of the Treasury, or both.107/

-

Two such bills are before the
,•:.,

present Congre~s.108/

Only one of these recent bills has been

taker seriously enough to prompt hearings,109/ and none has
mustered enough support to be reported out of Committee.
Clearly, Congress has been ever mindful of the composition of
the FOMC and has cons~stently refused to upset the balance it
created in 1935.

•
107/

S e e , ~ . H.R. 4497, 99th Cong., id Sess. (1986); H.R.
1469, 99th Cong., 1st Sess. (1985); H.R. 5459, 98th Cong.
2d Sess. (1984); H.R. 5066, 97th Cong. 1st Sess. (1981);
H.R. 7001, 96th Cong. 2d Sess. (1980); S. 2540, 94th Cong.
1st Sess. (1975); S. 2577, -87th Cong. 1st Sess. (1961).

108/

H.R. 4497, 99th Cong. 2d Sess. (1986); H.R. 1469, 99th
Cong. 1st Sess. (1985).

109/
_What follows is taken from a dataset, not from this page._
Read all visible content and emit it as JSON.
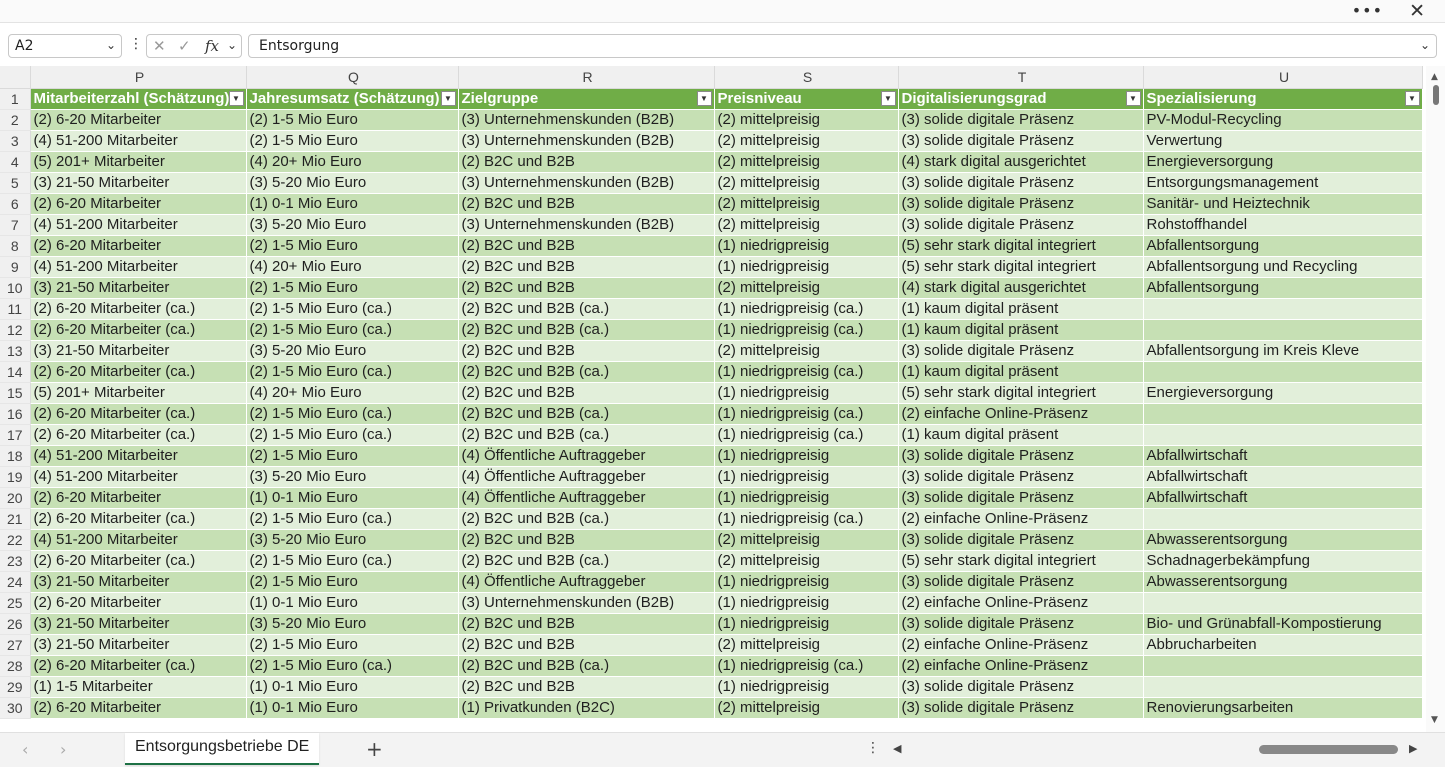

To Modernize the federal Reserve System: Hearings on H. R.
7001 before the Subcomm . on Domestic Monetary Policy of the
Comm. on Banking, Finance and Urban Affairs, 96th Cong. 2d
Se s s . ( 19 8 0) .